A new art installation running throughout spring at the Serpentine Galleries in London will feature the work of Royal Papworth Hospital’s surgery, radiology and research teams in diagnosing and treating mesothelioma.
It tells the story and legacy of asbestos with workers and their families in Barking and Dagenham, the borough with the highest level of asbestos induced cancer, mesothelioma, in London.
As part of the project, Ilona and her team visited Royal Papworth Hospital in Cambridge to explore the diagnosis and treatment for mesothelioma.
A clip from the film, which is on show at Serpentine Galleries until 29 May
“We are delighted to be involved in this project with Ilona and the Serpentine Galleries team, raising awareness of the dangers of asbestos and mesothelioma in this way,” said Professor Robert Rintoul, Honorary Consultant Respiratory Physician at Royal Papworth Hospital.
“In the film you will see the work of our teams across radiology, theatres and surgery, and in our research tissue bank (MesoBanK), in diagnosing and treating mesothelioma, and how the disease progresses.”
Mesothelioma is a type of cancer that mainly affects the lining of the lungs and is almost always linked to asbestos exposure, a group of minerals made of microscopic fibres that used to be widely used in construction.
The time from exposure to asbestos to showing symptoms of mesothelioma can be anywhere between 15 to 45 years.

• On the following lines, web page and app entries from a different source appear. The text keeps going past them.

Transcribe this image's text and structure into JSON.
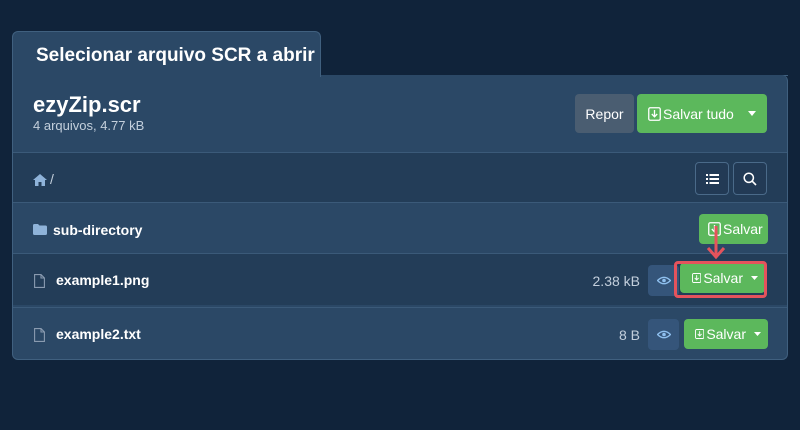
{
  "dialog": {
    "title": "Selecionar arquivo SCR a abrir"
  },
  "archive": {
    "name": "ezyZip.scr",
    "meta": "4 arquivos, 4.77 kB"
  },
  "toolbar": {
    "reset_label": "Repor",
    "save_all_label": "Salvar tudo"
  },
  "path": {
    "current": "/"
  },
  "icons": {
    "home": "home-icon",
    "list": "list-icon",
    "search": "search-icon",
    "folder": "folder-icon",
    "file": "file-icon",
    "eye": "eye-icon",
    "download": "download-icon",
    "caret": "caret-down-icon",
    "annotation_arrow": "arrow-down-icon"
  },
  "entries": [
    {
      "type": "folder",
      "name": "sub-directory",
      "size": "",
      "save_label": "Salvar"
    },
    {
      "type": "file",
      "name": "example1.png",
      "size": "2.38 kB",
      "save_label": "Salvar"
    },
    {
      "type": "file",
      "name": "example2.txt",
      "size": "8 B",
      "save_label": "Salvar"
    }
  ],
  "colors": {
    "background": "#10233a",
    "panel": "#2b4866",
    "accent_green": "#5cb85c",
    "neutral_button": "#4a5d71",
    "highlight_red": "#e5535c"
  }
}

More than 2,600 people are diagnosed with the condition each year in the UK. The majority of cases are diagnosed in people aged 60 to 80, and men are affected more commonly than women due to the nature of the jobs linked to industrial exposure.
Mesothelioma cannot be cured, although treatment can help control the symptoms and prolong survival.
The film features teams from theatres, MesobanK research tissue bank and radiology at Royal Papworth
Barking and Dagenham is so affected because of the dockyard workers and the Cape Asbestos factory in Harts Lane, Barking; Royal Papworth Hospital is one of the national centres for treatment of asbestos-related conditions including mesothelioma. This led Ilona and her team to film in Cambridge, to find out more about the cancers and the impact they can have on people’s lives.
“Asbestos is a naturally occurring mineral, and it is fibrous which means it is composed of millions of tiny fibres,” explained Professor Rintoul.
“If someone is working with asbestos or exposed to asbestos dust, they breathe in the fibre. Unlike many other types of dusts or fibres which get caught in the back of your throat and might make you cough, these fibres have very good aerodynamic properties and whizz down the airway and into the lungs.
“They then get lodged in the soft spongy part of the lungs and sit there, deep inside the lungs, causing damage over time and affecting your body’s ability to oxygenate blood and strip out carbon dioxide.
“This leads to symptoms including chest pain, breathlessness, fatigue, weight loss. As mesothelioma is often diagnosed at an advanced stage, treatment is usually focused on controlling these symptoms and prolonging a good quality of life for as long as possible.”
Ilona and her team filming mesothelioma surgery as part of the project
The use of asbestos in the UK was completely banned in 1999, so the risk of exposure is much lower nowadays. But materials containing asbestos are still found in many older buildings which continues to put anyone working on an older building, including DIY enthusiasts and demolition workers at risk.
Radio Ballads will be on view from 31 March – 29 May 2022.
Mesothelioma – NHS (https://www.nhs.uk/conditions/mesothelioma/)
Mesothelioma UK (https://www.mesothelioma.uk.com)